“The new letter grading system makes it visible to the public,” said Boston City Councilor Michael Flaherty at the city council meeting. “The program is to increase the health and safety and increase transparency in the city.”
City Councilor Tito Jackson voted against the measure stating concerns that the city is rushing the execution of it.
“Certain neighborhoods and communities could be adversely affected by this if not implemented correctly,” Jackson said. “The hospitably is such a huge part of this cities economy so that is why I will be voting against this.”
The posting of the letter grade will be required to be facing outward at eye-level on an exterior wall or window within five feet of the main entrance of the restaurant. It will be optional during the first year of implementation but than will become mandatory.
Commissioner William Christopher from the ISD explained that the health inspection will not change and will continue the current inspection and rating system that is already in place. Since there will be no change, there will be no cost to the city of Boston.
If a violation is found upon first inspection there is a 30-day window to correct the violation and will follow with a random follow-up second inspection. If a restaurant appeals for a third inspection they have to pay a fee to the city.
Christopher emphasized that the letter grading only relates to sanitary inspections and not the quality of food.
Jeff Gates from the Aquitaine Boston group, that has various restaurants in the South end, believes the new program the Boston Health Department is putting out is not really a solution to a current problem.
“We have not had an issue with healthy restaurants here in Boston, and I’ve lived here about 30 years now,” said Gates.
He said there hasn’t been an issue exempt for at a national chain and that happened around the country. But, he has no qualms with having to post the grades.
“All of us want to enhance the experience of our guests and by making our guests know how clean it is I don’t know how that will be a problem?” said Gates. “It will better all of our operations.”
Gates said he is happy about the proactive involvement of both the city of Boston and the ISD with talking to restaurant owners on how to best make the letter grading posting happen.

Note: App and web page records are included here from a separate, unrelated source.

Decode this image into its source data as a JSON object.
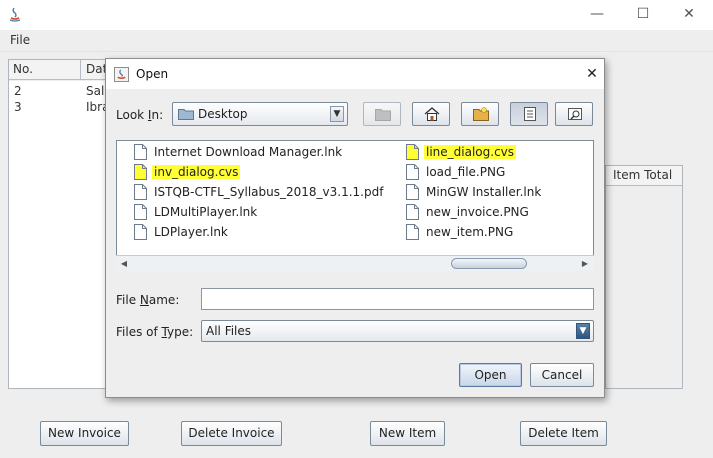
{
  "main_window": {
    "menu": {
      "file_label": "File"
    },
    "invoices_table": {
      "columns": [
        "No.",
        "Dat"
      ],
      "rows": [
        {
          "no": "2",
          "name": "Sal"
        },
        {
          "no": "3",
          "name": "Ibra"
        }
      ]
    },
    "lines_table": {
      "visible_column": "Item Total"
    },
    "buttons": {
      "new_invoice": "New Invoice",
      "delete_invoice": "Delete Invoice",
      "new_item": "New Item",
      "delete_item": "Delete Item"
    }
  },
  "dialog": {
    "title": "Open",
    "look_in": {
      "label_pre": "Look ",
      "label_mnemonic": "I",
      "label_post": "n:",
      "value": "Desktop"
    },
    "files": [
      {
        "name": "Internet Download Manager.lnk",
        "highlight": false
      },
      {
        "name": "inv_dialog.cvs",
        "highlight": true
      },
      {
        "name": "ISTQB-CTFL_Syllabus_2018_v3.1.1.pdf",
        "highlight": false
      },
      {
        "name": "LDMultiPlayer.lnk",
        "highlight": false
      },
      {
        "name": "LDPlayer.lnk",
        "highlight": false
      },
      {
        "name": "line_dialog.cvs",
        "highlight": true
      },
      {
        "name": "load_file.PNG",
        "highlight": false
      },
      {
        "name": "MinGW Installer.lnk",
        "highlight": false
      },
      {
        "name": "new_invoice.PNG",
        "highlight": false
      },
      {
        "name": "new_item.PNG",
        "highlight": false
      }
    ],
    "file_name": {
      "label_pre": "File ",
      "label_mnemonic": "N",
      "label_post": "ame:",
      "value": ""
    },
    "file_type": {
      "label_pre": "Files of ",
      "label_mnemonic": "T",
      "label_post": "ype:",
      "value": "All Files"
    },
    "open_label": "Open",
    "cancel_label": "Cancel"
  },
  "colors": {
    "highlight": "#ffff33",
    "window_bg": "#eeeeee",
    "border": "#7a8a99"
  },
  "icons": [
    "java-icon",
    "folder-icon",
    "up-folder-icon",
    "home-icon",
    "new-folder-icon",
    "list-view-icon",
    "details-view-icon",
    "file-icon"
  ]
}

“I love this city. I went to college here almost 40 years ago and I never left,” Gates said. “I’m very proud we can get together to make it stronger industry.”

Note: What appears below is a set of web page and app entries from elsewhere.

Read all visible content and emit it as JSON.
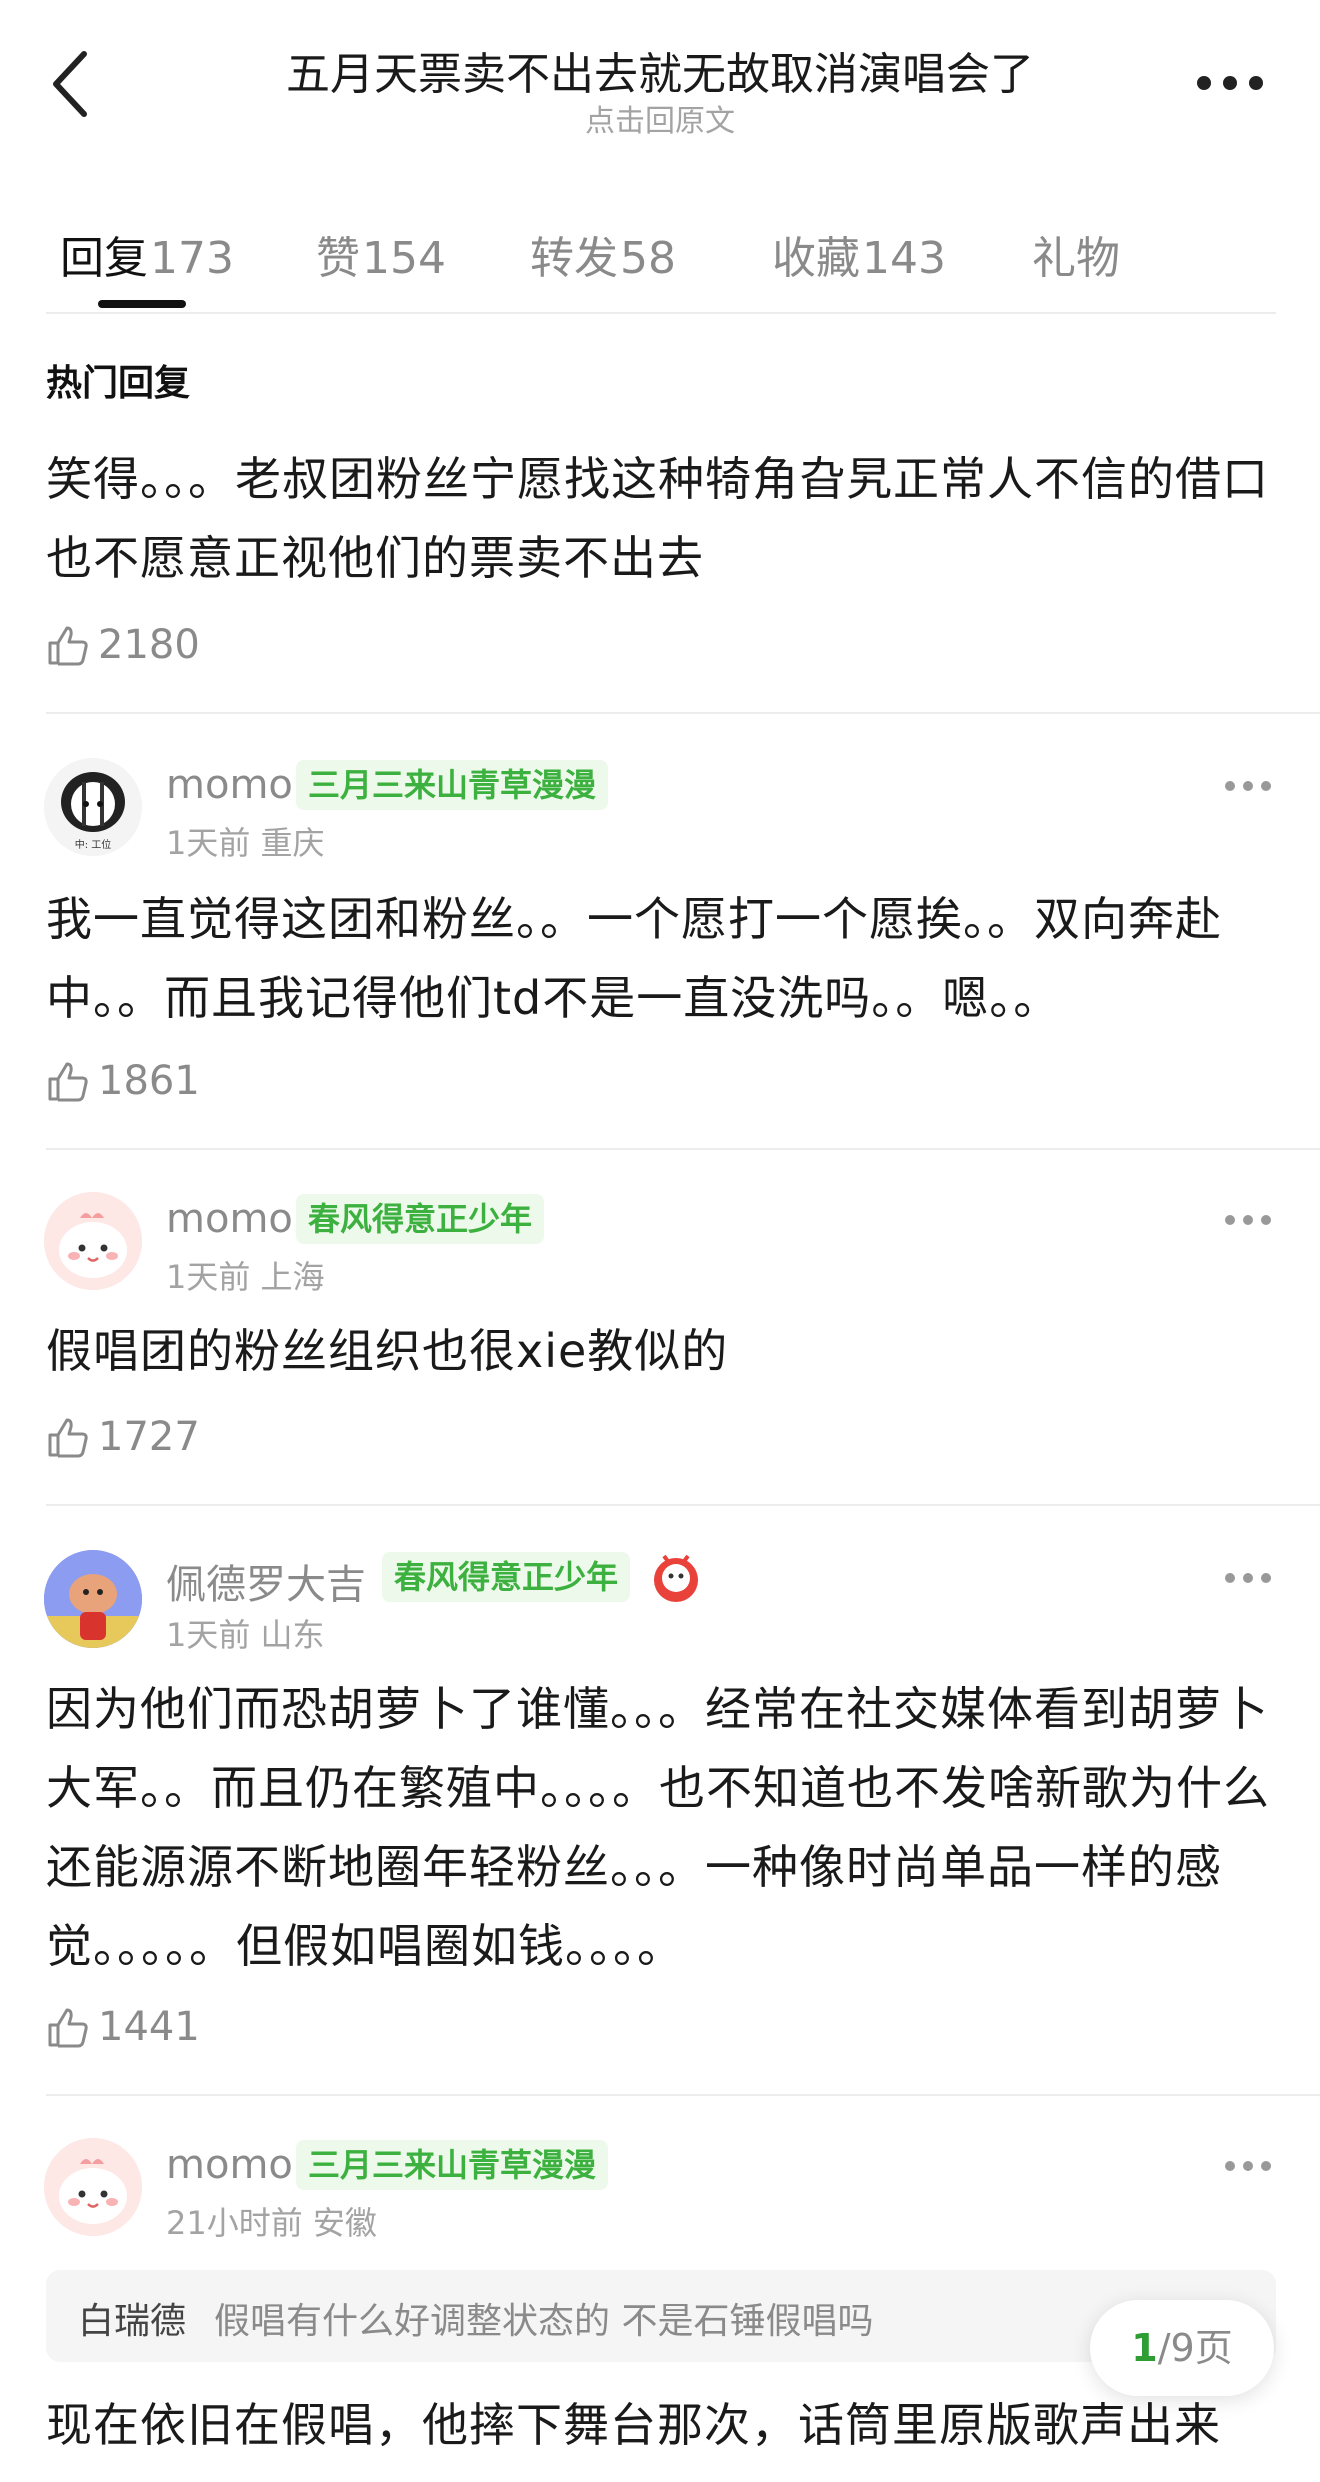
{
  "header": {
    "title": "五月天票卖不出去就无故取消演唱会了",
    "subtitle": "点击回原文"
  },
  "tabs": [
    {
      "label": "回复",
      "count": "173",
      "active": true
    },
    {
      "label": "赞",
      "count": "154"
    },
    {
      "label": "转发",
      "count": "58"
    },
    {
      "label": "收藏",
      "count": "143"
    },
    {
      "label": "礼物",
      "count": ""
    }
  ],
  "section_title": "热门回复",
  "top_comment": {
    "text": "笑得。。。老叔团粉丝宁愿找这种犄角旮旯正常人不信的借口也不愿意正视他们的票卖不出去",
    "likes": "2180"
  },
  "comments": [
    {
      "name": "momo",
      "badge": "三月三来山青草漫漫",
      "meta": "1天前 重庆",
      "text": "我一直觉得这团和粉丝。。一个愿打一个愿挨。。双向奔赴中。。而且我记得他们td不是一直没洗吗。。嗯。。",
      "likes": "1861",
      "avatar_caption": "中: 工位"
    },
    {
      "name": "momo",
      "badge": "春风得意正少年",
      "meta": "1天前 上海",
      "text": "假唱团的粉丝组织也很xie教似的",
      "likes": "1727"
    },
    {
      "name": "佩德罗大吉",
      "badge": "春风得意正少年",
      "meta": "1天前 山东",
      "text": "因为他们而恐胡萝卜了谁懂。。。经常在社交媒体看到胡萝卜大军。。而且仍在繁殖中。。。。也不知道也不发啥新歌为什么还能源源不断地圈年轻粉丝。。。一种像时尚单品一样的感觉。。。。。但假如唱圈如钱。。。。",
      "likes": "1441"
    },
    {
      "name": "momo",
      "badge": "三月三来山青草漫漫",
      "meta": "21小时前 安徽",
      "quote_name": "白瑞德",
      "quote_text": "假唱有什么好调整状态的 不是石锤假唱吗",
      "text": "现在依旧在假唱，他摔下舞台那次，话筒里原版歌声出来"
    }
  ],
  "pager": {
    "current": "1",
    "rest": "/9页"
  },
  "colors": {
    "badge_green": "#3cb13f",
    "badge_bg": "#edf9ea",
    "muted": "#8a8a8a"
  }
}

Bob Luz the CEO of the Massachusetts Restaurant Association said they didn’t think this was a necessary step either because they already have a strong procedure that works now and is transparent to the public.
To search the current inspections residents can visit the Mayor’s Food Court online.

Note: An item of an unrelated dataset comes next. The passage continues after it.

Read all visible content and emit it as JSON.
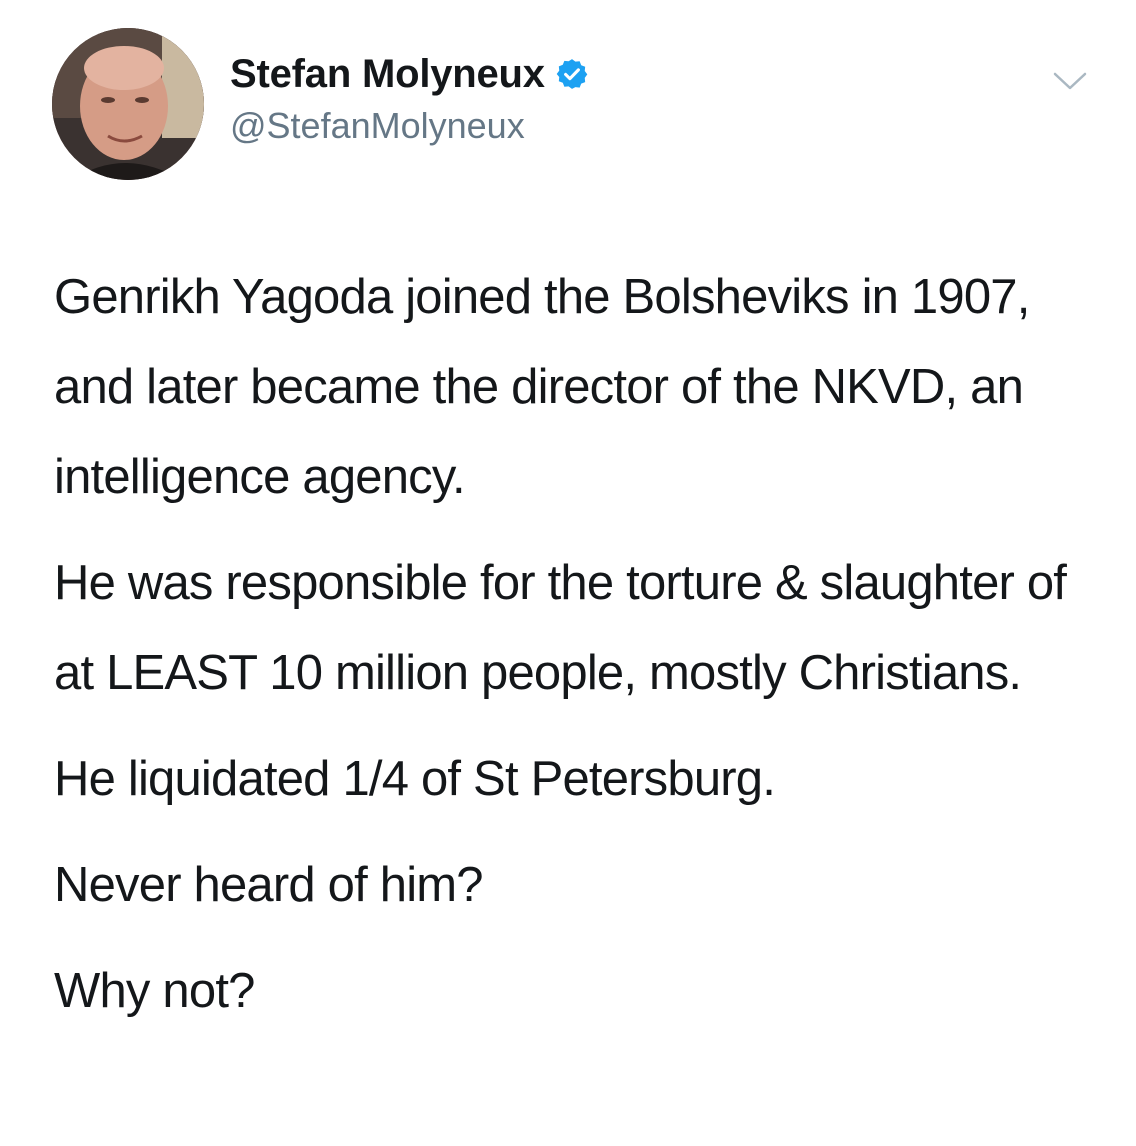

“The reason why we get a little nervous because it affects the 50 to 60 employees who work there,” said Luz. “If it scores a B guests might determine they don’t want to eat there.”
A score that is a B Luz explains can mean a number of things including something as small as leaving a disinfectant on top of a cutting board or having a non-working thermometer in a working refrigerator.
“It’s a snapshot in time,” said Luz. “It’s not reviewing the day in and day out 24/7 operations.”
He added that restaurants pay a lot of money towards making their restaurant attractive and by putting a B rating in the front it takes it all away.
Luz said, the city, the restaurateurs, and the guests all want the same thing: to have a healthy safe environment.
For Dave Andelman the CEO of Phantom Gourmet, a television program that features profiles of New England in an e-mail stated, “This public shaming system is typical of the class discrimination directed toward hard working restaurant employees.”
He continued, “Do we publicly grade law firms, accounting firms, and government agencies? A restaurant either meets code and is allowed to stay open or fails to meet code and it’s forced to close.”
Frank DePasquale who owns multiple restaurants throughout Boston is concerned about the new storefront postings of the grades that might deter customers if the restaurant gets anything other than an A. Otherwise he said, by getting an A rating it might actually help business.
DePasquale said it takes many years and a lot of money to perfect a restaurant to be rated by inspectors he is unsure of.
“To destroy something we worked so hard on is not fair.”
But he said, “My restaurants aren’t going to get anything but an A because my restaurants are immaculate.”